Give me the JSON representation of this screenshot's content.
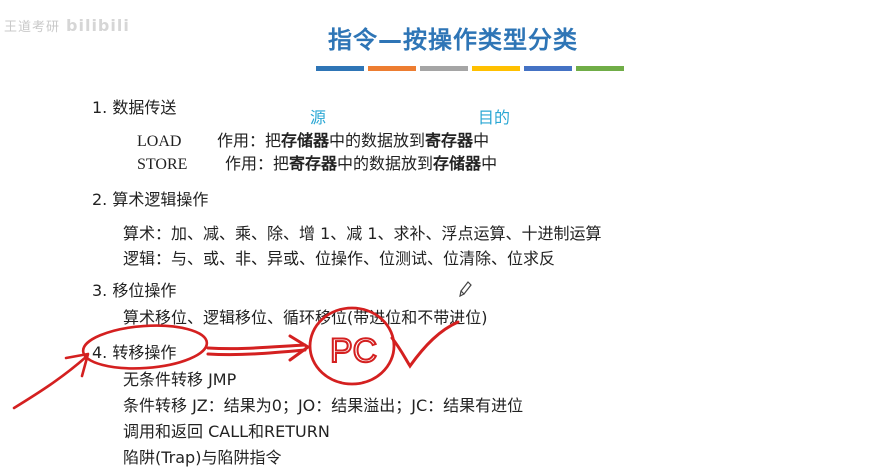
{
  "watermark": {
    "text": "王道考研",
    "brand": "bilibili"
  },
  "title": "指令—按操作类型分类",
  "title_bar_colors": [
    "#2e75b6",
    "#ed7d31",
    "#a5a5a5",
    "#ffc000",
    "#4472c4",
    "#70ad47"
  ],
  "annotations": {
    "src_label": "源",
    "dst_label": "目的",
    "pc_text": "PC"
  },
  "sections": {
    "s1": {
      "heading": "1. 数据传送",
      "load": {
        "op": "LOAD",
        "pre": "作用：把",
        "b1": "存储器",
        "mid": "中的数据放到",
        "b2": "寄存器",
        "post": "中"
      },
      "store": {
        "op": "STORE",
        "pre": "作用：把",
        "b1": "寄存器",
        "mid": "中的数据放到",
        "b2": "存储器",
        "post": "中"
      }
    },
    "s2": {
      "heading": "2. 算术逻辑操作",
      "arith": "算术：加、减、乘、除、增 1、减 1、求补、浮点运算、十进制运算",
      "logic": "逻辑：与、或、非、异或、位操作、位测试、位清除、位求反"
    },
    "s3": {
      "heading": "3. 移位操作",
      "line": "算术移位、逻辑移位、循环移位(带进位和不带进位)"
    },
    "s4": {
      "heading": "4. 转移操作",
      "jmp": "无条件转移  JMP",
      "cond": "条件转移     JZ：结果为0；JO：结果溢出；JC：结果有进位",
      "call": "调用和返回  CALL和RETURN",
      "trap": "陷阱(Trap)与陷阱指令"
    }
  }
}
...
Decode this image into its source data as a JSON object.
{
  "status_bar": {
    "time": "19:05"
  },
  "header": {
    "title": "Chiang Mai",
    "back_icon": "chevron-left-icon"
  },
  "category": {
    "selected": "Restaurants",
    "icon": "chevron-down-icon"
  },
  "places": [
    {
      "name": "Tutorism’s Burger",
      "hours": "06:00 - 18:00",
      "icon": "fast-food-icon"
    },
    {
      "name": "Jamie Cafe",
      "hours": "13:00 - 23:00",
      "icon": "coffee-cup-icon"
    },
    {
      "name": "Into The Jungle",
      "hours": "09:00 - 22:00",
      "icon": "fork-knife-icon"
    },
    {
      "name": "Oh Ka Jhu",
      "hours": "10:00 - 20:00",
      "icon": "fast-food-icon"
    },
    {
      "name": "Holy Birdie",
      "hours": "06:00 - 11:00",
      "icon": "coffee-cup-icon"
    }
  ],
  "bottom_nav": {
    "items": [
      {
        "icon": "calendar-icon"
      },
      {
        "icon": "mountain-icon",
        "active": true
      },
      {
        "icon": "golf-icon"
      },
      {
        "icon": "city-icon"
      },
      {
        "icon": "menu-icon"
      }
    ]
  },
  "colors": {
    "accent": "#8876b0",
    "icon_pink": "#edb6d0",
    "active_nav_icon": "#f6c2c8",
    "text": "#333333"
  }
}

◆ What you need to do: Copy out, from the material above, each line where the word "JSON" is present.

◆ Written response:
Give me the JSON representation of this screenshot's content.
Decode this image into its source data as a JSON object.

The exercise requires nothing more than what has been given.